“Take notes while you are researching, to help you embed interesting, unusual and key facts, but put all your books, pamphlets and notebooks to one side when you start your first draft. Let your imagination go to work on all the material you have absorbed. In your first draft give fiction free reign and concentrate on the emotions and experience of your characters.”
Man, all this sounds overwhelming and like a lot of work. It can be, but it’s better to put the effort into your story rather than leave holes in your plot and publish an incomplete piece of work.
Remember, before starting your first draft, read your research and come prepared with your toolbox.
Having trouble setting up a scene?
Have you done a read through on your finished draft and found some dull spots, but have no clue on how to pep them up?
Here's your solution: Have some fun with it.
When I'm having trouble setting a scene, I sit down with a pen and paper, then get to brainstorming.

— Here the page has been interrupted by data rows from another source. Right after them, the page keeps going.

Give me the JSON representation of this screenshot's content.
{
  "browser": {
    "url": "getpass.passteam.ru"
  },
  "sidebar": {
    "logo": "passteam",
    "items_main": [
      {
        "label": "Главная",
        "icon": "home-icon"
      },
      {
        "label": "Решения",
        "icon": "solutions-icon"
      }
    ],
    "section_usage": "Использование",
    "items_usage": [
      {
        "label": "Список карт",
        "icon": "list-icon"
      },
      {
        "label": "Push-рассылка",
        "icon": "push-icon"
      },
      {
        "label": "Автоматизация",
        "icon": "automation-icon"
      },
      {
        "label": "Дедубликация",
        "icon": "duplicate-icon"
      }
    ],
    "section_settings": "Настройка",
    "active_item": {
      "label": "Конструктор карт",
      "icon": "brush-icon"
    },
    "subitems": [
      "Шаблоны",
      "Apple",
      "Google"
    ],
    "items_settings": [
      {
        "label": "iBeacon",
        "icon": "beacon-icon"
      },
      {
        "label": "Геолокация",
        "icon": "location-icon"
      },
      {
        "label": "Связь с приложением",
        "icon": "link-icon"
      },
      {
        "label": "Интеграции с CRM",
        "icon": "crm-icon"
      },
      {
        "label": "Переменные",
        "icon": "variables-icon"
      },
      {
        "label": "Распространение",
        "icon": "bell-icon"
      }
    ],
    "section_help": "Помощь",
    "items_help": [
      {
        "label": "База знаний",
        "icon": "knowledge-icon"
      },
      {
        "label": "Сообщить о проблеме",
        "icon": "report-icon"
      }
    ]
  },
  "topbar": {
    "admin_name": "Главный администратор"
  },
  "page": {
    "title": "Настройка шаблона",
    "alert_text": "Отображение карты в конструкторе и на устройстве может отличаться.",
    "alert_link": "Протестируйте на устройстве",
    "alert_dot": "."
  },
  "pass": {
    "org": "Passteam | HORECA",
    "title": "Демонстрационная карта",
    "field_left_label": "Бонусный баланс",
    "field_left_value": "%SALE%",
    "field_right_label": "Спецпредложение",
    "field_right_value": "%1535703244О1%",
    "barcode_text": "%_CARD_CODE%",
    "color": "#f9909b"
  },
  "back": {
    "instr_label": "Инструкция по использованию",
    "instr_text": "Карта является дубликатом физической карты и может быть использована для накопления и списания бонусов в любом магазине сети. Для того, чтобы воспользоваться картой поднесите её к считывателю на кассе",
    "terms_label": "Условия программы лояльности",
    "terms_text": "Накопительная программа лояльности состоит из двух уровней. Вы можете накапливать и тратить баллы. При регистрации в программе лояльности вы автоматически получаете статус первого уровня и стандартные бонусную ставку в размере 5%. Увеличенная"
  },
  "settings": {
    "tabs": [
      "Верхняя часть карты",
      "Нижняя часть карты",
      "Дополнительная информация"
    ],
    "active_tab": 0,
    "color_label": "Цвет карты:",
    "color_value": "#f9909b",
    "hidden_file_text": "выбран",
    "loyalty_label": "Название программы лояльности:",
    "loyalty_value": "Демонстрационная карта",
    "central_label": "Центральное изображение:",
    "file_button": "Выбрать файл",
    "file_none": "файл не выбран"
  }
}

Begin making lists of places that would connect to your story, characters, personality, hobbies, etc. You know your characters best. If your story is lacking a backstory, do the same but you can also add other characters and their hobbies, personality etc.
Once you have 5-6 key words in each category, it's time to narrow it down.
First, pick your poison. Index cards. Dice. A spin wheel.
Then take each keyword and add it to your preferred method to the game. I like doing the index cards or spin wheel. If doing a spin wheel, write your keywords on small pieces of paper that you can tape and remove easily to the board.
Next, do one category at a time.
I'm going to stick to the spin wheel for this example. Let's say I'm doing a backstory scene and need a hobby, age, another character, and a place. First I will tape the keywords in my hobby list, spin the wheel, and let the wheel choose for me. Follow these steps for all categories.
Finally, see if your scene makes sense.
Think real hard about the keywords chosen. Does it make sense? Can you make it work? It's okay to be a little goofy, it can lead to one great scene.
If overall it works for you, excellent. If not, you can go through the steps again - maybe even changing the keywords - until you get a scene you are satisfied with.
Writing my thoughts and experiences one post at a time.